A funny thing happened at my pre-op appointment. Well okay, not really all that funny. Did you know that anesthesiologists are not entirely keen on giving general anesthesia to people with horrible colds? True story. So. My poor tendon has been postponed until early April.
A few things have happened since then. First, I started researching recipes that are specific to the Commonwealth of Virginia and unsurprisingly most of them are ham-based. Somehow, this led me to the determination that I need a smokehouse in my back yard. I’m plotting with an incredibly talented friend who has actually agreed to build the thing for me. I think I promised to pay her in ham. I hope she’s patient.
Which then led to another decision. One that involves becoming a traveling pit mistress at the local festivals–and Western New York is ground zero for festivals. Lilacs, grapes, Greeks, art, wine, Riesling (yes, we have a festival dedicated to just Reisling), ad infinitum. If you want a festival, we can set you up. And these festivals need barbecue. For all the things this part of the world does well, smoke isn’t one of them.
I have to say that this whole chasing smoke thing is kind of unexpected given my general pyrophobia. Not even kidding about that; I have an incredibly healthy respect for open flame. But also true is that I have more fun slaving over the smoker and get more satisfaction from creating the perfect bark, than anything else I do in my culinary life–and my culinary life is pretty fun and satisfying before that. I attribute this to my Texas roots.
Anyway. For right now, the snow is almost melted, I’ve had the first round of smoking (chicken thighs over pecan wood), and I’m participating in one of those “pay it forward” things that circulate on Facebook now and then. Today’s cookies are part of that.
My friend Martha has had a long-standing love affair with all things bacon. Before bacon got hot, Martha was there. Now that it’s cooling as a trend, Martha is still there (but glad to see the prices coming down). These are for her.
My goal was to make a smoky shortbread (I might have to try smoking butter next time…I’ve smoked cream, so it can’t be all that different. Right?), rather than a porky one. These fit that bill nicely–try using a Virginia-style bacon for the fatty element. It’s all smoke with none of the sugars that we find in more conventional bacons. Since they’re a gift, I dipped them in chocolate and sprinkled on some candied bacon (or “pig candy” as Martha calls it).
(Makes some amount that is entirely dependent on how you shape them)
3/4 cup (1 1/2 sticks) butter, at room temperature
1/4 cup rendered bacon fat (cold)
1/2 cup granulated sugar
1/2 tsp salt
1/2 tsp vanilla
2 1/4 cups flour
- Preheat your oven to 325º
- Cream the fats together until they’re blended smoothly
- Cream in the sugar until well-mixed
- Stir in the vanilla
- Add in the flour 1/2 cup at a time until all of it is incorporated. Your dough should be fairly stiff but still pliable
- Roll the dough to about 1/2″

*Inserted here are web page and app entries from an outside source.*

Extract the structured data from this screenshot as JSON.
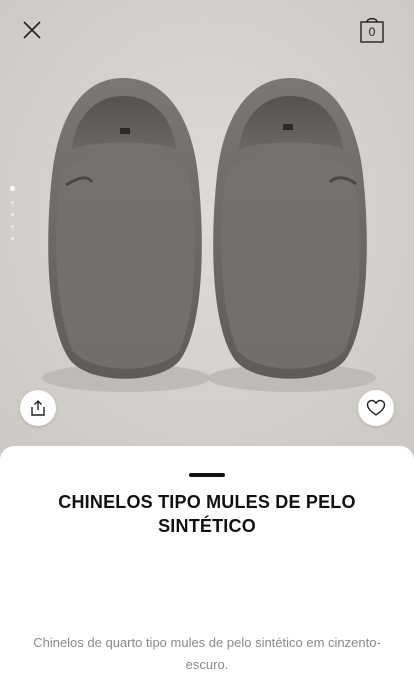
{
  "header": {
    "close_icon": "close-icon",
    "bag_icon": "shopping-bag-icon",
    "bag_count": "0"
  },
  "gallery": {
    "image_subject": "grey faux fur mule slippers",
    "dot_count": 5,
    "active_dot_index": 0
  },
  "actions": {
    "share_icon": "share-icon",
    "favorite_icon": "heart-icon"
  },
  "product": {
    "title": "CHINELOS TIPO MULES DE PELO SINTÉTICO",
    "description": "Chinelos de quarto tipo mules de pelo sintético em cinzento-escuro."
  },
  "colors": {
    "slipper": "#6f6c69",
    "background": "#d7d3cf",
    "text": "#111111",
    "muted_text": "#8a8a8a"
  }
}
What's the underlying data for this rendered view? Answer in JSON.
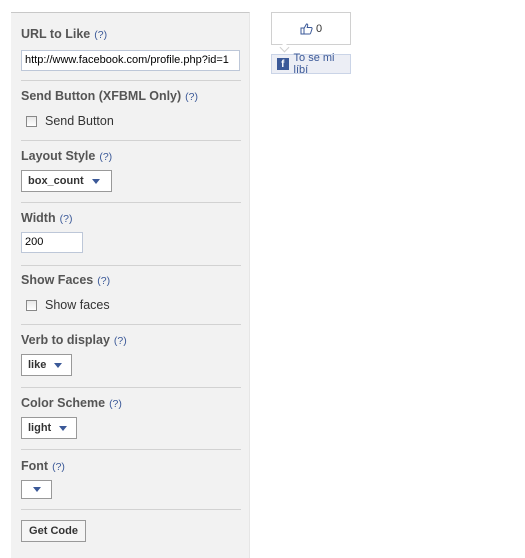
{
  "form": {
    "help_marker": "(?)",
    "url": {
      "label": "URL to Like",
      "value": "http://www.facebook.com/profile.php?id=1"
    },
    "send_button": {
      "label": "Send Button (XFBML Only)",
      "checkbox_label": "Send Button"
    },
    "layout_style": {
      "label": "Layout Style",
      "selected": "box_count"
    },
    "width": {
      "label": "Width",
      "value": "200"
    },
    "show_faces": {
      "label": "Show Faces",
      "checkbox_label": "Show faces"
    },
    "verb": {
      "label": "Verb to display",
      "selected": "like"
    },
    "color_scheme": {
      "label": "Color Scheme",
      "selected": "light"
    },
    "font": {
      "label": "Font",
      "selected": ""
    },
    "get_code_label": "Get Code"
  },
  "preview": {
    "count": "0",
    "like_label": "To se mi líbí",
    "logo_letter": "f"
  },
  "colors": {
    "accent": "#3b5998",
    "panel_bg": "#f2f2f2"
  },
  "icons": {
    "thumb": "thumbs-up-icon",
    "logo": "facebook-logo-icon",
    "caret": "chevron-down-icon"
  }
}
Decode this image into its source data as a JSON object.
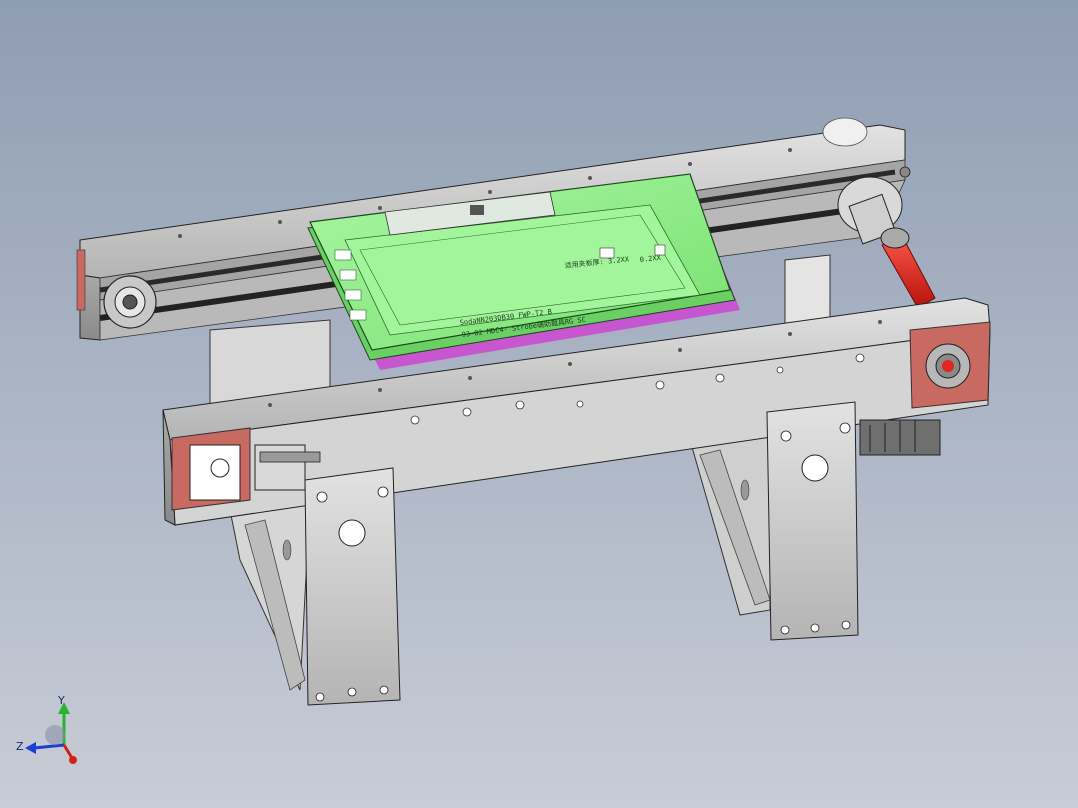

- Cut into whatever shapes your soul demands (I did rectangles for the gift cookies; the rest were just kind of a tasty hack job that I cut out around the remaining dough)
- Line a pan with parchment paper; place cookies on the parchment paper leaving about 1/4″ between them
- Bake for 15-20 minutes (mine took the full 20 due to having one very full pan. Which you can do with these because they don’t spread much)
- Let cool on the parchment before dipping into the chocolate* and adding the candied bacon
4 rashers of Virginia-style smoked bacon (I get mine from the Mennonite market)
1 Tbs brown sugar
- Preheat the oven to 350º
- Place bacon rashers on parchment-covered pan
- Bake for about 15 minutes–until just before it starts browning
- Add 1 tsp brown sugar to each rasher–use your fingers to distribute it across the whole piece
- Bake another 5-10 minutes, until bacon is brown and sugar is caramelized
- Let cool before using
- Mince the cold bacon
- Dip one end of the cookie into melted chocolate*, then sprinkle with the bacon
I used a mix of 2/3 cup milk chocolate chips and 1/3 cup dark chocolate chips.
If the dipping and chiffonading is more than you want to deal with, these are very good plain. If you’re like me and prefer sweets to be just a little bit salty, sprinkle a bit of coarse salt on the tops just before baking and leave off the chocolate and bacon bits. Perfection.